You can call it a marriage of convenience, or a bond made out of necessity, but however you describe it, the joint bid by Grab and Singtel today for a digital full banking licence in Singapore is one that makes sense for both parties.
The two companies said today that they would establish a consortium to be one of the first such banking entities in Singapore, following a major liberalisation in the sector this year.
This means the consortium, 60 per cent owned by Grab and 40 per cent by Singtel, will be able to offer deposits and lend money to both retail and non-retail customers. Yes, as direct competitors to incumbents such as DBS and Oversea-Chinese Banking Corporation.
Yet, the new entrant, if the government regulator eventually gives the green light, will not be so keen to go after the same turf that traditional players have staked out for years.
There are lots of greenfield opportunities that both Grab and Singtel can grab, sorry for the pun, because they are already dealing with huge customer bases and have some form of e-payment offerings.
While the traditional banks may know your net worth, these two challengers will have a lot of minute data, for example, where you frequently travel to or whom you always contact.
This treasure trove of information is key to them selling the right products to you. Instead of endless mailers from the banks telling you to sign up for another new credit card or insurance policy, the digital banks do not have legacy systems and operating processes to hamper them.
They already offer e-wallet services today, which enable users to buy stuff and transfer money easily on the mobile phone, an increasingly important device that is reducing the importance of old banking accounts.
In this arena, Grab the “everything” app and Singtel the telecom operator have the upper hand. Extending existing services to a full banking offering is something that is logical in the long term.
It’s not too far fetched to have your telco offer to lend you money for a purchase, much like a bank would dangle low-interest loans for you to buy a watch, car or house. But the offer might come straight on your app or phone, so you get your instant gratification, for better or worse.
A digital bank also means that transactions are done mostly digitally, so you likely won’t be visiting a bank branch. When was the last time you actually wanted to visit a bank branch, anyway? If you could, you’d rather do things digitally and avoid the queues.
The joint bid by Singtel and Grab also helps both parties. Facing a tough market in traditional telecom services in Singapore and abroad, Singtel is looking for a new revenue streams, while Grab would do well to leverage on Singtel’s network infrastructure, which can be relied on to deliver digital services reliably.
Though the new players promise disruption and better deals for consumers, the idea of telcos becoming banks isn’t new. Back in the 2000s, some of them already harboured ambitions to offer banking services on the mobile phone.
The technology was not quite ready back then. Plus, if you asked most regulators around the world then, many would have thought that banking was a sector that was safe from disruption.

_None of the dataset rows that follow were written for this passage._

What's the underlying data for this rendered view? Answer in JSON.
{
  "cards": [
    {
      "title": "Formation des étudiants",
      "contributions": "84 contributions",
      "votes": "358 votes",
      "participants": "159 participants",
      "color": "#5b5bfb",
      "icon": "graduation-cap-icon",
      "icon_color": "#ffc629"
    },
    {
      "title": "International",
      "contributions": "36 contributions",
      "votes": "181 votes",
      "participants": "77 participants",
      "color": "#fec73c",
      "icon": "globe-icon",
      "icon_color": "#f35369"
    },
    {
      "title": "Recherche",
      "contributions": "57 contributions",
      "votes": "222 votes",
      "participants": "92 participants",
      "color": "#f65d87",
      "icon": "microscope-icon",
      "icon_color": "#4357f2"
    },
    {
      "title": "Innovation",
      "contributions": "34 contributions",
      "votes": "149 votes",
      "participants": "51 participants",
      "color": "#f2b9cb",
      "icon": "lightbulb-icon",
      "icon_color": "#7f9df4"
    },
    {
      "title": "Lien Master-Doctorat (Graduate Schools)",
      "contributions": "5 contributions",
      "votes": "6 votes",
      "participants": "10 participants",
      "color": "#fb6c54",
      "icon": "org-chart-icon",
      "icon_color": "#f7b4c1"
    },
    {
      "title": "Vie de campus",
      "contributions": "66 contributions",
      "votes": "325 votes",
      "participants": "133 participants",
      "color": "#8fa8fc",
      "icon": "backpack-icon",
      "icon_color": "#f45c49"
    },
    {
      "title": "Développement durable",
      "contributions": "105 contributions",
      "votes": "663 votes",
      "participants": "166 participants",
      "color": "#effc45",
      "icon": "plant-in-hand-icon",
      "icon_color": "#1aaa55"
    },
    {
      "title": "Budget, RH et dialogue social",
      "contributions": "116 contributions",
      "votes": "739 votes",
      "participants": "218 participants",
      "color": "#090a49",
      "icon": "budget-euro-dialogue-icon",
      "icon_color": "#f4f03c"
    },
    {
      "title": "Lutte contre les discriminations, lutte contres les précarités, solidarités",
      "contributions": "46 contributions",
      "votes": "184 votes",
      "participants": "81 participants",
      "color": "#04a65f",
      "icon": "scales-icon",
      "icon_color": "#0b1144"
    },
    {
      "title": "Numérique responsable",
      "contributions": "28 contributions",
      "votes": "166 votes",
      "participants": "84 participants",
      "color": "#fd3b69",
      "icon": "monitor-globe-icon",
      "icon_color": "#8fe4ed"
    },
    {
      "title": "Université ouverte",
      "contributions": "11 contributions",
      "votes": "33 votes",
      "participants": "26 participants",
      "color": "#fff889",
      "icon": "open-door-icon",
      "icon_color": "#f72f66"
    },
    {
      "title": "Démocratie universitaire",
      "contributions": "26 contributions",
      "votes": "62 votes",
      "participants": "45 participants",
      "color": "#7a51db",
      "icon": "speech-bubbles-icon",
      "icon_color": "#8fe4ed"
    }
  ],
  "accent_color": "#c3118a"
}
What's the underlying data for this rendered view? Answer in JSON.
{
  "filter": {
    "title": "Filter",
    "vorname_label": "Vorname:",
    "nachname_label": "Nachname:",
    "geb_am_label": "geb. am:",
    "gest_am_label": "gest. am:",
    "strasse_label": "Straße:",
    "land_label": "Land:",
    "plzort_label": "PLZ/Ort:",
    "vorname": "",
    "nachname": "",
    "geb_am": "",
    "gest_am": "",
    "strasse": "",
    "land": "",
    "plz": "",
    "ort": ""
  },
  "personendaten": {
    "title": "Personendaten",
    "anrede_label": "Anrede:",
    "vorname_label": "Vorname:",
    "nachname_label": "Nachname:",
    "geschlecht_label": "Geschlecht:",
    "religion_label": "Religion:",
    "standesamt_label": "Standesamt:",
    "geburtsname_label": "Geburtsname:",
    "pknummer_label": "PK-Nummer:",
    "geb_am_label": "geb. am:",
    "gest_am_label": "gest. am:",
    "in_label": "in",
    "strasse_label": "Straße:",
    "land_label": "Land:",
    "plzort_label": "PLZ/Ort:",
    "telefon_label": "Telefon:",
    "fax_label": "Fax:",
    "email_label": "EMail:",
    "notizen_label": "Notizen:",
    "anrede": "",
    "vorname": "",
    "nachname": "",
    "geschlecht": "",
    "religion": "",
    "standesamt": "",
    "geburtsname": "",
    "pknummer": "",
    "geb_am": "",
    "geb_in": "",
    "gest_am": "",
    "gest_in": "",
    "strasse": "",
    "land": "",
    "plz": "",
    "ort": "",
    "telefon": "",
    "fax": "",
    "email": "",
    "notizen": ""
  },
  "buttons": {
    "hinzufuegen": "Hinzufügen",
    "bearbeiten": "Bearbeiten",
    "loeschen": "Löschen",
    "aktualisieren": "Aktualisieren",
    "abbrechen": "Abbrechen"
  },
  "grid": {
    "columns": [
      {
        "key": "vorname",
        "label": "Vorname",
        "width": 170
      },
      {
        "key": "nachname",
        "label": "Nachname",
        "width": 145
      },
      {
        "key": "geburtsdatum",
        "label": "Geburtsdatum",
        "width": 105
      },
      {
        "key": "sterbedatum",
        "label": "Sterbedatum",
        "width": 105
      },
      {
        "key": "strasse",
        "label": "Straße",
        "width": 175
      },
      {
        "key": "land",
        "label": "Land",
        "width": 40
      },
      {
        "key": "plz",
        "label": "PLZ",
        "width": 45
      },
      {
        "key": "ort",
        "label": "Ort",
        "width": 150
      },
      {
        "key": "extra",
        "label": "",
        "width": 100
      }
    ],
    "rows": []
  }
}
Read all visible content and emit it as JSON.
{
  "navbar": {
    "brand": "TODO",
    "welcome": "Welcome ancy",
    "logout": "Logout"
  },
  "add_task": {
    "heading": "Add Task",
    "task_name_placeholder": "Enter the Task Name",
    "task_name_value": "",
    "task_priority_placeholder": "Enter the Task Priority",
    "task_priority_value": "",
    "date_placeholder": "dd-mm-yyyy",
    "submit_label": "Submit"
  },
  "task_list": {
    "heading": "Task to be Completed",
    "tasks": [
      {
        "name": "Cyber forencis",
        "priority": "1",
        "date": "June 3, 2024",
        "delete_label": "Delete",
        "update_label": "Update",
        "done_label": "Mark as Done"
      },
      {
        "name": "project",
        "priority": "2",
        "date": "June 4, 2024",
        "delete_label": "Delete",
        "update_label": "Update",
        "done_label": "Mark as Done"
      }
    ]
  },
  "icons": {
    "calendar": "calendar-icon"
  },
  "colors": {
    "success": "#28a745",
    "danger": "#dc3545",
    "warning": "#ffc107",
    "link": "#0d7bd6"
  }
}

The situation is different now, of course. Singapore’s move to offer digital banking licenses is already behind regional rival Hong Kong’s. The Special Administrative Region gave out eight digital-only “virtual banking” licences in March this year.
There is good reason for the Monetary Authority of Singapore to be careful, to be fair. It has told these new digital players to show they can make money, rather than simply grow like a tech startup while piling up the losses.
After all, a bank can’t keep losing money, because folks who put money in their bank accounts are not investors but people who trust the bank to safekeep it.
This is also where Grab needs the stability of Singtel. No matter how big its ride-hailing or food delivery operations are in Southeast Asia, it is still losing money. It hasn’t turned in a profit, quarter after quarter, like Singtel.
The last thing you want is for a digital bank to lose all of its customers’ deposits. We’ve already seen that when tech startups up and go without notice – remember oBike – and it’s probably a good thing that digital banks are regulated stringently from the start.
If the regulators do grant them a licence, it will be interesting to see what Grab and Singtel can come up with. That’s not forgetting other prospective players in Singapore, such as Razer, which now offers an e-wallet. The new year looks set to bring disruption to the banking market.